> [Given data]:
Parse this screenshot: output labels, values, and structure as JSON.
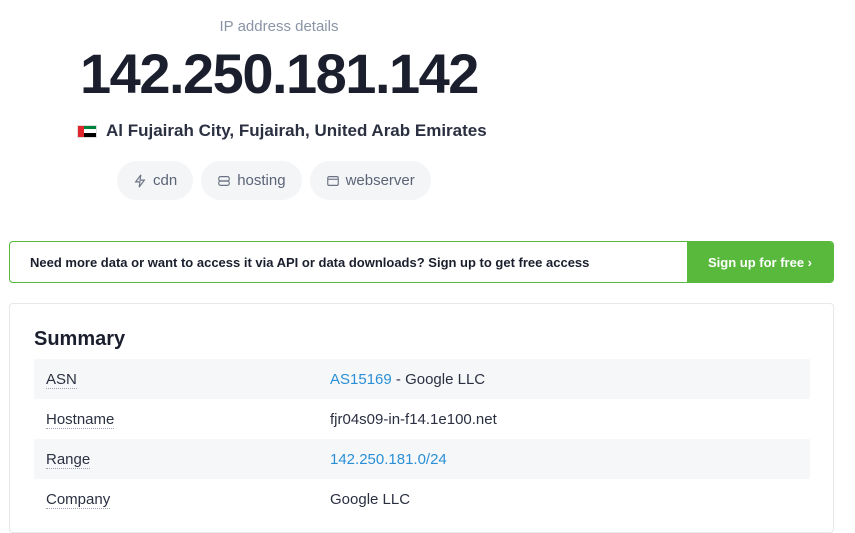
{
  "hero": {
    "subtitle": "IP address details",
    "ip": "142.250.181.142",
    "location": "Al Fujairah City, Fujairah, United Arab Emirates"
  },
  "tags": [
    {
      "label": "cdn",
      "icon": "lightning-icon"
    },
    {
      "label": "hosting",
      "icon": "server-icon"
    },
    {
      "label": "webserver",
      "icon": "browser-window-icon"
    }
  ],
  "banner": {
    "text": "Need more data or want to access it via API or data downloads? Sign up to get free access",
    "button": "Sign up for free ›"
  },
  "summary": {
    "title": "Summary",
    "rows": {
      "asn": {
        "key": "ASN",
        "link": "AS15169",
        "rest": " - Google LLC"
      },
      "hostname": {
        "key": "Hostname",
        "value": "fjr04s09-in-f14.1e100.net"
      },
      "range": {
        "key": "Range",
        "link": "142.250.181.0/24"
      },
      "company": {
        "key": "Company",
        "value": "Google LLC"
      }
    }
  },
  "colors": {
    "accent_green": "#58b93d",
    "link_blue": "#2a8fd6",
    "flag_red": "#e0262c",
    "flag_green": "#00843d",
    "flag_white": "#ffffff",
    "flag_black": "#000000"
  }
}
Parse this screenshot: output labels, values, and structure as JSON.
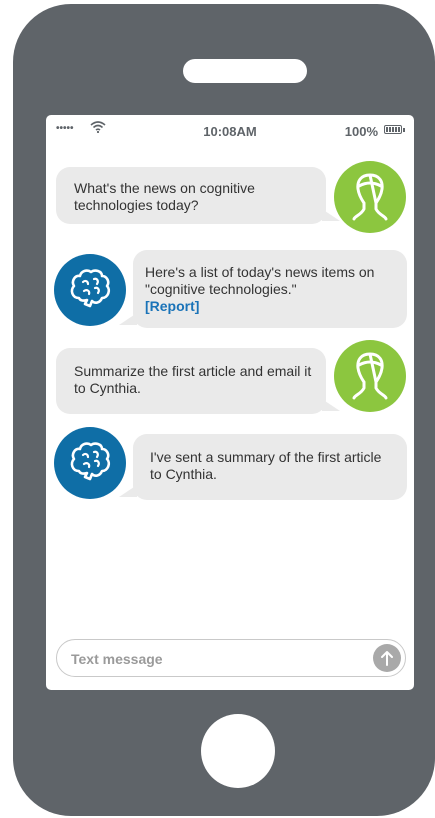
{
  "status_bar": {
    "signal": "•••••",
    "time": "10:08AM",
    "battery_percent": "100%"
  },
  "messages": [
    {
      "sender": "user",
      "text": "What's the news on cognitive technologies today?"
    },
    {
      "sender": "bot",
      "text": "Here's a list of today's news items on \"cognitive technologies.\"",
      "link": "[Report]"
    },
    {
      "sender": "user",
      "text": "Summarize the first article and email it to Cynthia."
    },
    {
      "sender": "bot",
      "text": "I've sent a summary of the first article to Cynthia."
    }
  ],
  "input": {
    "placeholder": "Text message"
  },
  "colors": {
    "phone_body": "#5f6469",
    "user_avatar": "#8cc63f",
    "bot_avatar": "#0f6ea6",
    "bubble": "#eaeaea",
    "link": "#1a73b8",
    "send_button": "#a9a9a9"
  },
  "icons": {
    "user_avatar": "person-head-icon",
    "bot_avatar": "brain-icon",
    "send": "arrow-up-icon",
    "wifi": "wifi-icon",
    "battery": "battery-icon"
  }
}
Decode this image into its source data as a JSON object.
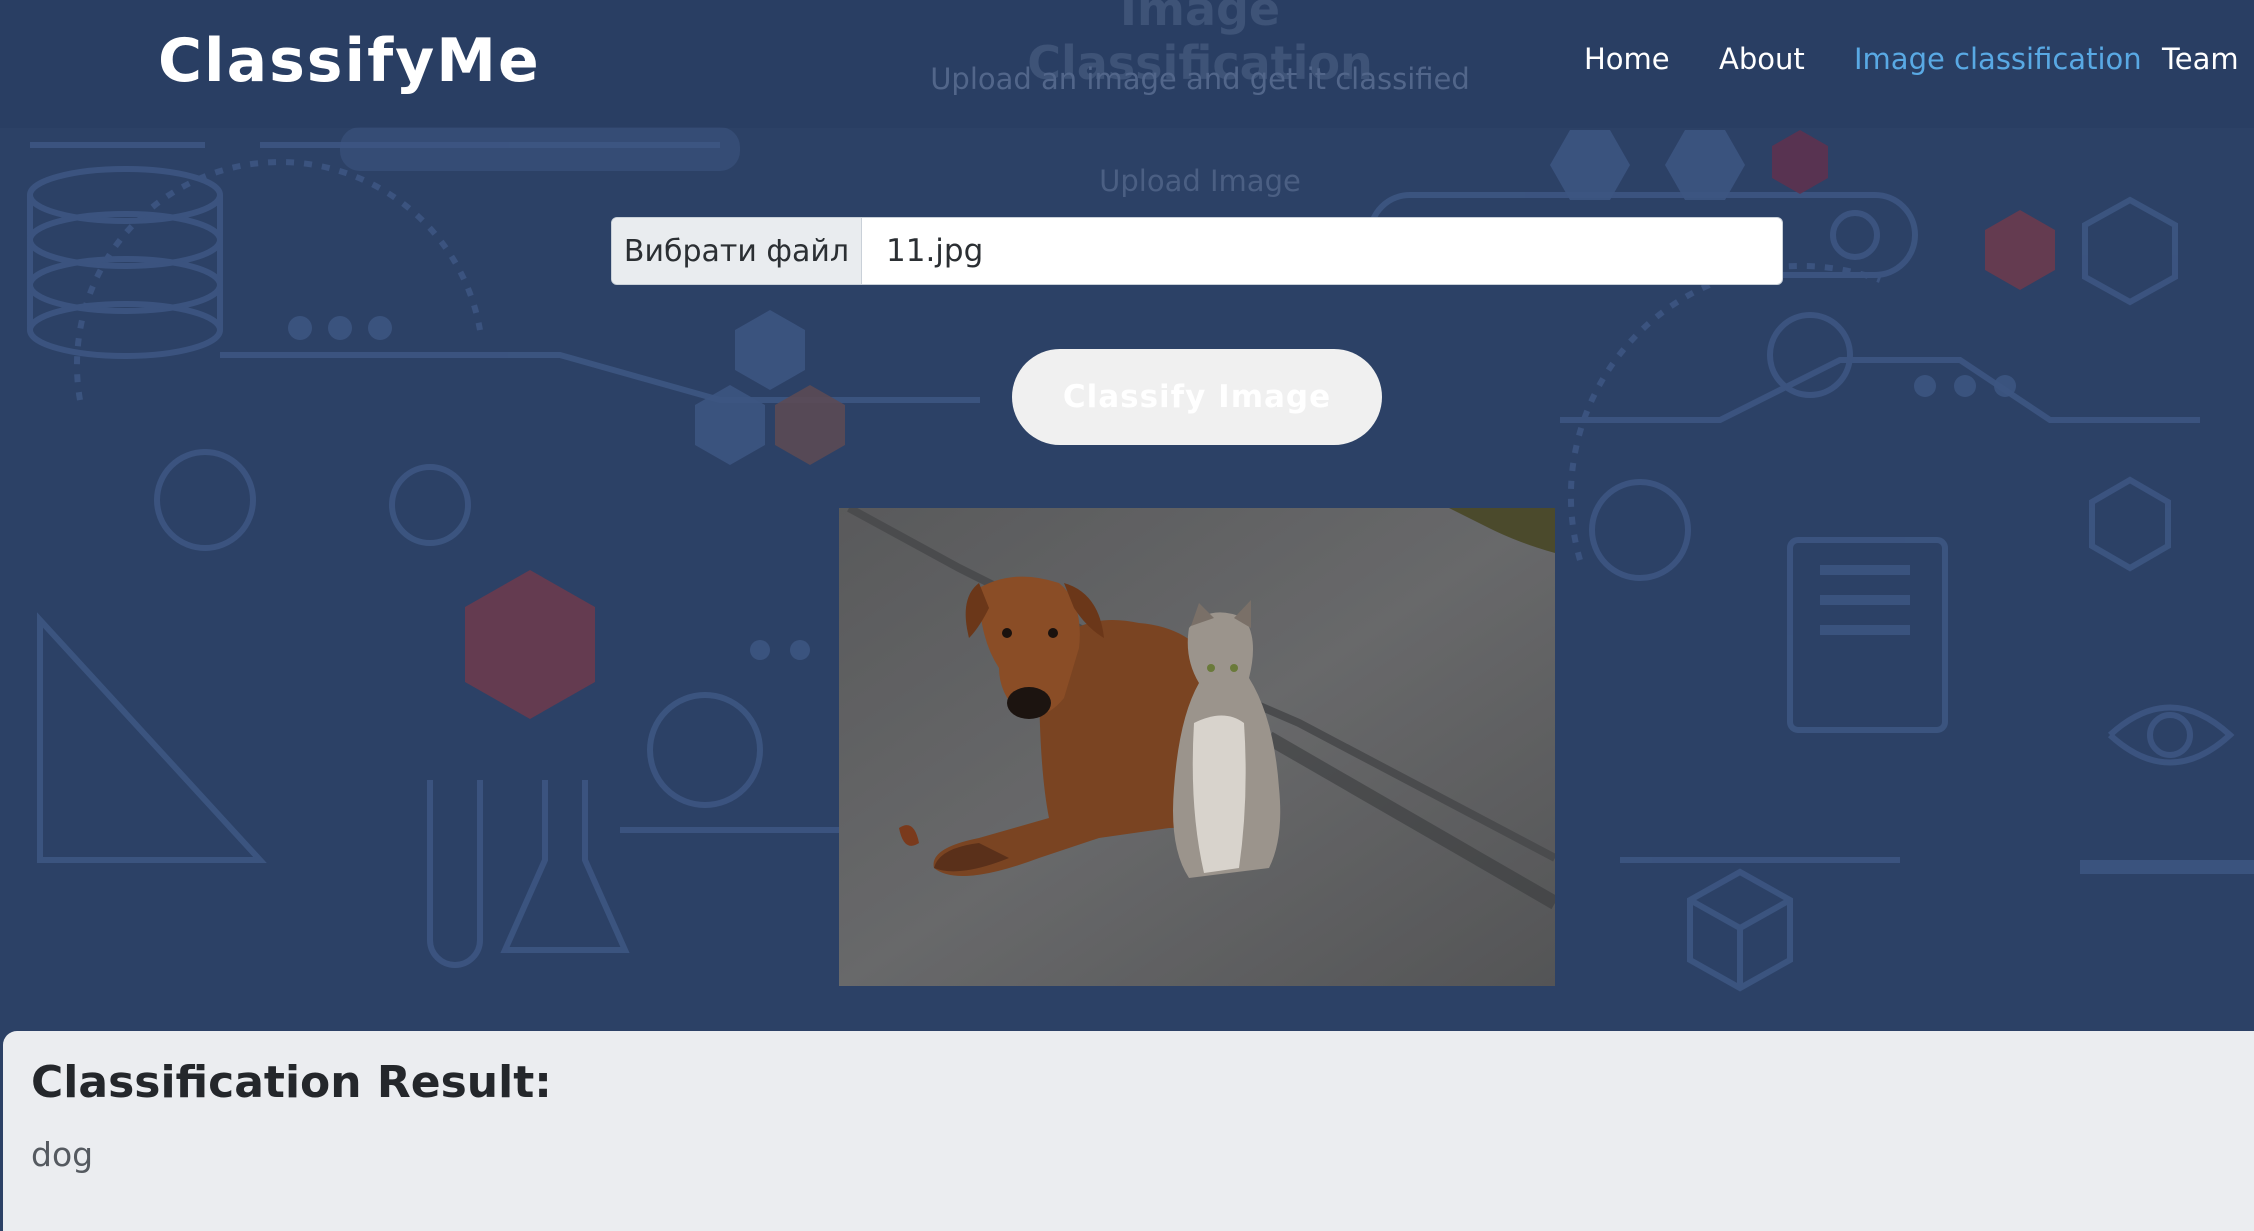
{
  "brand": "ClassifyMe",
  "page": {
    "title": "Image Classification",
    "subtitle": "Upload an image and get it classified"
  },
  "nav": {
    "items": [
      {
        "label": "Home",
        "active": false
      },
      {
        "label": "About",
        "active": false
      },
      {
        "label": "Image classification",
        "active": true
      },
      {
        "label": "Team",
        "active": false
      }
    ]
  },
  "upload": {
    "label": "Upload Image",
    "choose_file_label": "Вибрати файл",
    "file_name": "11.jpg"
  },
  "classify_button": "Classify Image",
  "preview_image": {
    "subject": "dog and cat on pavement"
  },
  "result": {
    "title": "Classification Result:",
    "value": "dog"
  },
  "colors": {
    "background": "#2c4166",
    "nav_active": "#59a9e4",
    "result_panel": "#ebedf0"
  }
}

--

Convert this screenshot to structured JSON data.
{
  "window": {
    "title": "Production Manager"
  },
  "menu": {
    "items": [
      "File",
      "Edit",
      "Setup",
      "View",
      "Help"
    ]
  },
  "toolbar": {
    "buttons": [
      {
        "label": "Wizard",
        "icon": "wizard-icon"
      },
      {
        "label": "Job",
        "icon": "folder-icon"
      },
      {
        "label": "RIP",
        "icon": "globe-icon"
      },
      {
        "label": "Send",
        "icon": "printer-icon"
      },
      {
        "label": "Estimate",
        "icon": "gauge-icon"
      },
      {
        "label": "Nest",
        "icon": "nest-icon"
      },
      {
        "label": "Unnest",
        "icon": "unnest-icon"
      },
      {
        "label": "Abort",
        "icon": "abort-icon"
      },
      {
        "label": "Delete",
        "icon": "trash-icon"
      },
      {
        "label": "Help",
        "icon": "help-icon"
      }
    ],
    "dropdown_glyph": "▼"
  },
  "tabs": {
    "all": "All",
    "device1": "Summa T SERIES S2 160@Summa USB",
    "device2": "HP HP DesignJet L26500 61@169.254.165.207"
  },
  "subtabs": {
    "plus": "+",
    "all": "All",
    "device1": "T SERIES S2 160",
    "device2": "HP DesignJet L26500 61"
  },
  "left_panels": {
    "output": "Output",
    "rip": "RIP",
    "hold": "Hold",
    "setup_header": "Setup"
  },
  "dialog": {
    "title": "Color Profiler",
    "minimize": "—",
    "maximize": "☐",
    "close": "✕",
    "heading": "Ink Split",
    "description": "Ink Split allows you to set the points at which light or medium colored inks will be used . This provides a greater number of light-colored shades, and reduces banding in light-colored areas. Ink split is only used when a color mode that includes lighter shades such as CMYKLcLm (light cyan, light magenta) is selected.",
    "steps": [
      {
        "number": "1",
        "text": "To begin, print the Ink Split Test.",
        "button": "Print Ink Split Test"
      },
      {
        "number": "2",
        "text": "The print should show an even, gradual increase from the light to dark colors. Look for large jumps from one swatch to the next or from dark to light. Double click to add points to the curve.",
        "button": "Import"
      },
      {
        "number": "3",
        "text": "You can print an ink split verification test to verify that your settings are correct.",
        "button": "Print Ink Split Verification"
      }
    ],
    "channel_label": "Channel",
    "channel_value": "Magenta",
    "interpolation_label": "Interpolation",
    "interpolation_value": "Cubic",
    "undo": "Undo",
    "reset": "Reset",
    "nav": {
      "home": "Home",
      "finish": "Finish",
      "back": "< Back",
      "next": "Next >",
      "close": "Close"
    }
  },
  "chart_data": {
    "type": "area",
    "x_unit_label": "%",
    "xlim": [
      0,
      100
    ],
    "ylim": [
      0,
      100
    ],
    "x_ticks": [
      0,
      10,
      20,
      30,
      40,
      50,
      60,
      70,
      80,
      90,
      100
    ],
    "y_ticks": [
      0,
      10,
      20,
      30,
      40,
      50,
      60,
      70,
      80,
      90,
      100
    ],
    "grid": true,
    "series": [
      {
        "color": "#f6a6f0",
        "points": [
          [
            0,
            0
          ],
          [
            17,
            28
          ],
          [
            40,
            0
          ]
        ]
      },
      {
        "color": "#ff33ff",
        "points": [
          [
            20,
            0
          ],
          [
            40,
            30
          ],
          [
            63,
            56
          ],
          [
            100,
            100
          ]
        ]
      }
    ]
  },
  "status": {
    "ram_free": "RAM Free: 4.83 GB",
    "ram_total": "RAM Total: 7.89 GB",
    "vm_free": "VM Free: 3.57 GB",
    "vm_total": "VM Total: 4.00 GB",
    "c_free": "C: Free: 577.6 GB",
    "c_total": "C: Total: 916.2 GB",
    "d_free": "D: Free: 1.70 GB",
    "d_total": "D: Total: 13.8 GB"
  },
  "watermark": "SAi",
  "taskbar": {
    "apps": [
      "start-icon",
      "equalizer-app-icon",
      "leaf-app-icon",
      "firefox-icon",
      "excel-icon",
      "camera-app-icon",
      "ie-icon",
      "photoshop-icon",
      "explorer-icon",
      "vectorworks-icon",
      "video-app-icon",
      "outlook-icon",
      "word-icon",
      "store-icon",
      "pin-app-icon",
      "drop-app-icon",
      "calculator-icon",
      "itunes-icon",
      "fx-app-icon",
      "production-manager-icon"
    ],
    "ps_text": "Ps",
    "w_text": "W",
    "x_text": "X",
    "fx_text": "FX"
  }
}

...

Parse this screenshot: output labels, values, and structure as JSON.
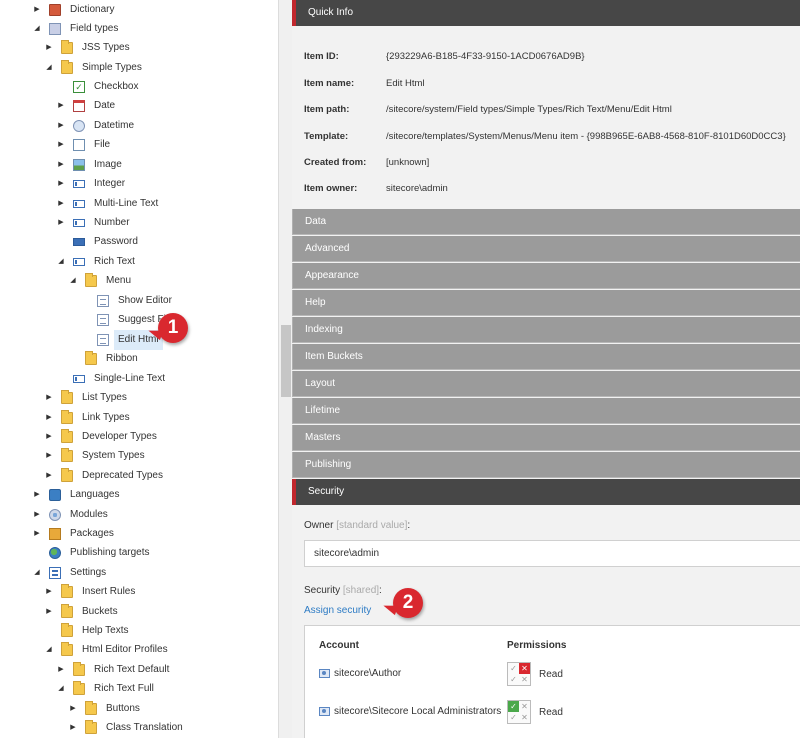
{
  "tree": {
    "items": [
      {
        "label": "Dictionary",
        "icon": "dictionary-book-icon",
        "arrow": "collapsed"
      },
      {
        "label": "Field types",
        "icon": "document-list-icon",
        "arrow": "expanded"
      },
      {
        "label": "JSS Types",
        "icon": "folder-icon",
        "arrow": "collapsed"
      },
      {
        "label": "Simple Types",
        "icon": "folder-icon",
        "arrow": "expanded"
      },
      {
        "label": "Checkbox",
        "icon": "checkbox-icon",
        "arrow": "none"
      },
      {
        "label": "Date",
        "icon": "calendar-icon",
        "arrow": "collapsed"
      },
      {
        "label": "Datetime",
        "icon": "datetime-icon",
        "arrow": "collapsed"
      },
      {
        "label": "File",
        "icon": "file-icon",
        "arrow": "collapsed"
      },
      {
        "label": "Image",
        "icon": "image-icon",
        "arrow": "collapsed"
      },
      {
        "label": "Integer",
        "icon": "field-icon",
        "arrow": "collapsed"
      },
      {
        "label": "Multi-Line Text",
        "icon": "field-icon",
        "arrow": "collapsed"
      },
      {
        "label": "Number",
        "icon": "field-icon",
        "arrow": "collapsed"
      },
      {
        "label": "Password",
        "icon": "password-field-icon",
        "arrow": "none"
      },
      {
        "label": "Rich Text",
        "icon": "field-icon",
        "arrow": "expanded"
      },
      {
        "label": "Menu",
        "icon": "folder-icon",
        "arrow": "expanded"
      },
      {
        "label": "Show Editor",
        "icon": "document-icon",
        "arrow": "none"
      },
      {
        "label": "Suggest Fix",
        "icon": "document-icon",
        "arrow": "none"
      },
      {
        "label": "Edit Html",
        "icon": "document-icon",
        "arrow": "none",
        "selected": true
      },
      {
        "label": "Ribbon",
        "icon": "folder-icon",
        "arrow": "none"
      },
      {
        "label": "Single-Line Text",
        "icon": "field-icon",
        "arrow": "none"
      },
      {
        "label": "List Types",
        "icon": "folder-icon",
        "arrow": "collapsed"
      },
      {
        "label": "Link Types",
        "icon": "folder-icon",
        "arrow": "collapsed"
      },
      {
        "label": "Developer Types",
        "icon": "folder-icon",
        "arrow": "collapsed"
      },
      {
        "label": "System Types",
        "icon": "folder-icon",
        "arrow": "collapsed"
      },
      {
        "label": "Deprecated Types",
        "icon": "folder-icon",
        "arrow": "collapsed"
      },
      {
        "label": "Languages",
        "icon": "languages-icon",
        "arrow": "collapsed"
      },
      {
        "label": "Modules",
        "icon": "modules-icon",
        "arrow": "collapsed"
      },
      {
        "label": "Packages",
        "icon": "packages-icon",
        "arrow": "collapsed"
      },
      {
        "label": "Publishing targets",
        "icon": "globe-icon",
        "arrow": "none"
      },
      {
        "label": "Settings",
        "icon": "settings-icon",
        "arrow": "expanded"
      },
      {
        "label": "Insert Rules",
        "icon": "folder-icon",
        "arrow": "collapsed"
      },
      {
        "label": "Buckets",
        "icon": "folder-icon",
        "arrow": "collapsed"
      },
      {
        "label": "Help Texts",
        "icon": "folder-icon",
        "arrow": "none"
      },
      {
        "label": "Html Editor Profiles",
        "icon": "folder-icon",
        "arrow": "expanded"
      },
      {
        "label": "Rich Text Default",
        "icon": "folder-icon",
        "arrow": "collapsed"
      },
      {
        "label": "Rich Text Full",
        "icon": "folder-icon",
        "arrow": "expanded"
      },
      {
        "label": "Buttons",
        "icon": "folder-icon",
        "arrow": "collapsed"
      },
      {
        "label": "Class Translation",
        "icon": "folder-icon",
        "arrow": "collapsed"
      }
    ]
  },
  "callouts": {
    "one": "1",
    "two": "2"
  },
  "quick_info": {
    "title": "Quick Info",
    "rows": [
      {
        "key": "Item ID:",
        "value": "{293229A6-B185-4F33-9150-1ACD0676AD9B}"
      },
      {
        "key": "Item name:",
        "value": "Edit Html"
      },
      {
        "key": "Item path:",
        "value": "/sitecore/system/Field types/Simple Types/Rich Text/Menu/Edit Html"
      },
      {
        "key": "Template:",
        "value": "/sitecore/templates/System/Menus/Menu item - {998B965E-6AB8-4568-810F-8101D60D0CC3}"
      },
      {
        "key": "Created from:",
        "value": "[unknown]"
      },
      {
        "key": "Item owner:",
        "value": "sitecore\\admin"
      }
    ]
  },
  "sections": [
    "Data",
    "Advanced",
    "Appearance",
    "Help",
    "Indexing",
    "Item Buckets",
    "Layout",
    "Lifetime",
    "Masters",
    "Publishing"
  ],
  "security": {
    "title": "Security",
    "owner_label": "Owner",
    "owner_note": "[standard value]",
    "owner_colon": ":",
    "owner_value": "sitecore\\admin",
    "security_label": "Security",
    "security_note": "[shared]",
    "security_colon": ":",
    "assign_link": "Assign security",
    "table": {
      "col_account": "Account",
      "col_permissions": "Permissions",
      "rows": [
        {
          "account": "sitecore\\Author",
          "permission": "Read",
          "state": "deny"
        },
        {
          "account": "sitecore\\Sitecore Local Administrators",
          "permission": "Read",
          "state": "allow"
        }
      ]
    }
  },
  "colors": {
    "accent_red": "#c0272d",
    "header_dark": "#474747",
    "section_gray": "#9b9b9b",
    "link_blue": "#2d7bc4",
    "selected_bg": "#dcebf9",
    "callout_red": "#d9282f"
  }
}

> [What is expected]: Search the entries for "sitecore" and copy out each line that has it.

> [Solution to this problem]:
        "value": "/sitecore/system/Field types/Simple Types/Rich Text/Menu/Edit Html"
        "value": "/sitecore/templates/System/Menus/Menu item - {998B965E-6AB8-4568-810F-8101D60D0CC3}"
        "value": "sitecore\\admin"
    "owner_value": "sitecore\\admin",
          "account": "sitecore\\Author",
          "account": "sitecore\\Sitecore Local Administrators",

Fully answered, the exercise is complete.